So what to do? Adopt the Scouts motto: be prepared! It is never too late to have the discussion with your spouse about a cohabitation agreement. Ideally, have the agreement prepared by a competent lawyer who practices in the area. Mr. Latner would have saved a substantial amount of money had he secured a cohabitation agreement with Ms. Climans. The enforceability of a cohabitation agreement depends on a number of factors such as fully disclosing income and assets, the circumstances of execution and the wording of the document so it pays to invest in a good agreement.
Good drafting is also an important guard against overturning an agreement and that requires a lawyer’s assistance. There are some online resources available but it is strongly encouraged to start with professional legal advice.

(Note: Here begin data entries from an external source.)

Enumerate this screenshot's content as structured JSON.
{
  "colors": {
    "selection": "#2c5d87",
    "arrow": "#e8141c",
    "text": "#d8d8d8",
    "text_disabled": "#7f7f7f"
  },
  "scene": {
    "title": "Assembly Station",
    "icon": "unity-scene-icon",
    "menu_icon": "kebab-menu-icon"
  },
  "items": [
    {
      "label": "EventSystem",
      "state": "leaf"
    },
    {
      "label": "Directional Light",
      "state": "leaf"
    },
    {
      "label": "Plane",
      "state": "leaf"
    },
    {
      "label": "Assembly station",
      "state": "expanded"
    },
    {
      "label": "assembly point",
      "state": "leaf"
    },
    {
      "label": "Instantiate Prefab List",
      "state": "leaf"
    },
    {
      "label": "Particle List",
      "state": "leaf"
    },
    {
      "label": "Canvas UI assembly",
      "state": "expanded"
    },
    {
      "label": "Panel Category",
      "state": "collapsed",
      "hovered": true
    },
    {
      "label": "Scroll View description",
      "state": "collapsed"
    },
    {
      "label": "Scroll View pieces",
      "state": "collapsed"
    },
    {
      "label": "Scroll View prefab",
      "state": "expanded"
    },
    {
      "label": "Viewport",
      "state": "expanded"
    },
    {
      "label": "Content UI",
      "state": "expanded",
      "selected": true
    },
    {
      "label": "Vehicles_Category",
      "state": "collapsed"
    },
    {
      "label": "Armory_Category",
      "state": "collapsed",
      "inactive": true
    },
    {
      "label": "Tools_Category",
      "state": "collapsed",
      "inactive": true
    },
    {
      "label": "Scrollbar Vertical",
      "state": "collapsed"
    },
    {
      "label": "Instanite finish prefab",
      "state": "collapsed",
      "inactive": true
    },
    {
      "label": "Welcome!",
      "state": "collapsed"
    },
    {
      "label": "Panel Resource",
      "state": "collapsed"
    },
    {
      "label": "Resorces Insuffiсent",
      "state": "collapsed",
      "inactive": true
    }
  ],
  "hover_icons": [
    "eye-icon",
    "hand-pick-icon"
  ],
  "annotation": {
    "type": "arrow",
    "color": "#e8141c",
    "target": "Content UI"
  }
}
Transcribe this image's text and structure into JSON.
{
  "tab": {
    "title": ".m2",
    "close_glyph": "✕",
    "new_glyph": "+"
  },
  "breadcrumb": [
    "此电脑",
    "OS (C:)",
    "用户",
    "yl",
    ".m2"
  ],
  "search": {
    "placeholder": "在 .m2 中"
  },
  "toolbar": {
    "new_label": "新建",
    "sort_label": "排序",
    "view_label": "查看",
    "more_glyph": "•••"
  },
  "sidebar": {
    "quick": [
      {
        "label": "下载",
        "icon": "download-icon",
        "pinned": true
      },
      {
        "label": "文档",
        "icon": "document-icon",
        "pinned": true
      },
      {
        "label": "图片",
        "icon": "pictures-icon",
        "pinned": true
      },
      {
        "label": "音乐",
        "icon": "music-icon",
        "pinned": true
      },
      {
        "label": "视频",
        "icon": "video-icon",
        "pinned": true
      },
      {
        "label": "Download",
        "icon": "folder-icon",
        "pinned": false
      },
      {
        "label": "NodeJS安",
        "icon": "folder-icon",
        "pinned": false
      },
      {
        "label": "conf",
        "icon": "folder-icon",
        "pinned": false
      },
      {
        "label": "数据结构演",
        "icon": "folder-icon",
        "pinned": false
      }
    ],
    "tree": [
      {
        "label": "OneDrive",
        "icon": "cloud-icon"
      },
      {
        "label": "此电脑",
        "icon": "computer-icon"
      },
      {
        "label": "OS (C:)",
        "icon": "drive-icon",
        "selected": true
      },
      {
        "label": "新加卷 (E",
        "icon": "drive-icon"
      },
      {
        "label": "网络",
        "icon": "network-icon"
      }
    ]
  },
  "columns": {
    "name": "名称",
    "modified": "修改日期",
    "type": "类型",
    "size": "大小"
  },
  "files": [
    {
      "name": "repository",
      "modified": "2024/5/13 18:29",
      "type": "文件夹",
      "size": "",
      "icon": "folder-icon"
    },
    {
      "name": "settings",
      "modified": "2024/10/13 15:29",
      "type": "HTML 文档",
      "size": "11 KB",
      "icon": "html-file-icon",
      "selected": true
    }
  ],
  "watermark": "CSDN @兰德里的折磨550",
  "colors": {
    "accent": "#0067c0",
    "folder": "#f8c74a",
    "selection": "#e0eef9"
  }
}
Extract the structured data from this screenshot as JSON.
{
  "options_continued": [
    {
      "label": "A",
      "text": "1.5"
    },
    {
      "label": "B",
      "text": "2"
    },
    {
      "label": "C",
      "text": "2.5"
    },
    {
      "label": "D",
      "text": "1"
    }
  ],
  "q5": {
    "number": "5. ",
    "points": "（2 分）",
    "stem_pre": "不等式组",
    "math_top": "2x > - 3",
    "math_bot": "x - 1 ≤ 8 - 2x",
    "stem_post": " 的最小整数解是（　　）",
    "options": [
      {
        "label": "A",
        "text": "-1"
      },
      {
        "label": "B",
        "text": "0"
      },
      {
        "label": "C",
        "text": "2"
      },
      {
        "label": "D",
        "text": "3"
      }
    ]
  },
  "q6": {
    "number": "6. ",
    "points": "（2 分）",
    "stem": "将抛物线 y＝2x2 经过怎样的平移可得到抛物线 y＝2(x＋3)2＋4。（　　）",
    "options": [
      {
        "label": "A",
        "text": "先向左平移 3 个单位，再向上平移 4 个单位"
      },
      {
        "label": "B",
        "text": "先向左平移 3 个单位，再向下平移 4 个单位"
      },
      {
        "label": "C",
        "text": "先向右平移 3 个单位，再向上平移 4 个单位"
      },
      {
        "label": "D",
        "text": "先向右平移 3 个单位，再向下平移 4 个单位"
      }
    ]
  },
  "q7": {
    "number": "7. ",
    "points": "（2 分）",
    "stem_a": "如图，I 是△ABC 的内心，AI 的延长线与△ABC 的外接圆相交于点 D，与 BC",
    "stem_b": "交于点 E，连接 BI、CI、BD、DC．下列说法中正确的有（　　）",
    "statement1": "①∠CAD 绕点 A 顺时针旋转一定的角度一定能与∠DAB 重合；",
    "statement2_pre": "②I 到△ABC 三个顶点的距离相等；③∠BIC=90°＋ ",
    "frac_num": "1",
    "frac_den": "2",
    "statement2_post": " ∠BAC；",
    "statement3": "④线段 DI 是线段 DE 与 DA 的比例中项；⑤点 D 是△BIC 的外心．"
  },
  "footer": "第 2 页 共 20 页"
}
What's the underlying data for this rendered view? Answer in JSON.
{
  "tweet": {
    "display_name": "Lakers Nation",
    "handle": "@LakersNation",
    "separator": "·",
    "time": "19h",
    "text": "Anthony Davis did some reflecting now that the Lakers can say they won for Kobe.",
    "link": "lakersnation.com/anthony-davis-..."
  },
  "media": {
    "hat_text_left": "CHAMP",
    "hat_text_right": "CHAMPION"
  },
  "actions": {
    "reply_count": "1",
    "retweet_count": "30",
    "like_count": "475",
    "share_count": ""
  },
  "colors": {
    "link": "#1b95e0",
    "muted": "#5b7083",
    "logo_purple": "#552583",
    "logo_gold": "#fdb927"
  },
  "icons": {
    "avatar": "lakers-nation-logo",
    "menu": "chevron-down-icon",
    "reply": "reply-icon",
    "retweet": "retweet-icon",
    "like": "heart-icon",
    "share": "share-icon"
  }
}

Entering into an agreement at the outset of a relationship decreases the chances of a dispute on the end of that relationship. The law can change and certainly at the time that Mr. Latner began seeing Ms. Climans there were no cases of note that would find them to be spouses while maintaining separate residences. Mr. Latner was not unreasonable to presume at that time that he was at little risk without an agreement. It is a good bet that he now wishes that he had one if he could turn back the clock.
At times the law can surprise people, even those who are well-prepared. Financial obligations on the end of a relationship can be significant. The case in Climans v. Latner serves as a reminder that a cohabitation agreement, at the outset of a relationship, is an important step missed by many who presume, often incorrectly, that one is not needed.
For more information or legal advice on cohabitation agreements, contact our Family Law practice group today.The information provided above is for educational purposes only. This information is not intended to replace the advice of a lawyer or address specific situations. Your personal situation should be discussed with a lawyer. If you have any questions or concerns, contact a legal professional.